Again, we are here to talk about ratifying this deal. Does the Canadian Alliance support passing Bill C-45? Yes, we do. We believe that restoring some of the funding which the Liberals cut from the provinces to fund health care is the right thing to do. We say they should restore all of the funding that they cut from the provinces over the past seven years of their mandate. We say this deal is not good enough. We say it is only a start.
When we form the government it will only be a start. We will not only focus on funding, we will focus on actual solutions to the problems in health care. We respect the jurisdiction of the provinces in health care. Under the Canadian constitution the provinces have jurisdiction over health care. We also respect the Canada Health Act.
Today in question period, the Leader of the Opposition said “Let us add a sixth pillar to the Canada Health Act”. That pillar would be guaranteed funding for the provinces. The provinces could then rely on getting a certain level of funding committed to and guaranteed by the federal government so that the federal government could not decide some time in the future to cut back, slash and burn health care funding. That is what the Liberals have done over the past seven years. We want a sixth pillar to health care which says we will guarantee funding over the long run.

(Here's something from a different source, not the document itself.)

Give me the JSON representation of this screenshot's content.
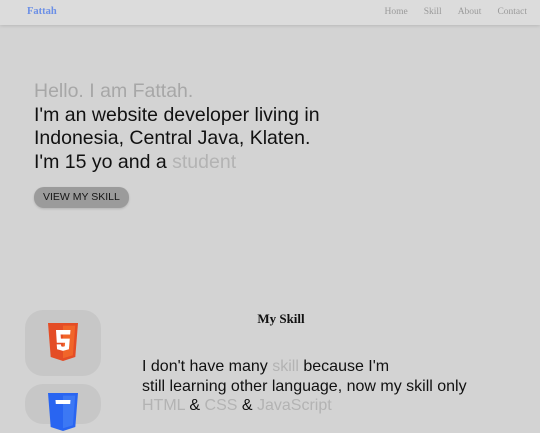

How many Canadians know that when medicare was first agreed to back in the 1960s, the level of funding of the federal government was more than 50%? The provinces signed onto the deal because the federal government was committed to this level of funding. Have successive Liberal and Conservative governments respected that commitment? No, they have not. Now the federal government only funds somewhere around 13% of the cost of health care. It has absolutely reneged on the deal that a Liberal government committed to back in the sixties.
The Liberals reneged on the deal that the Liberal government committed to in the sixties. They reneged on the commitment to the Canadian people and to the premiers of the provinces back when the provinces agreed to publicly fund health care. That is just not right. That is why the Leader of the Opposition today stood in the House and said “Let us put that sixth pillar of health care in place”, and that would be—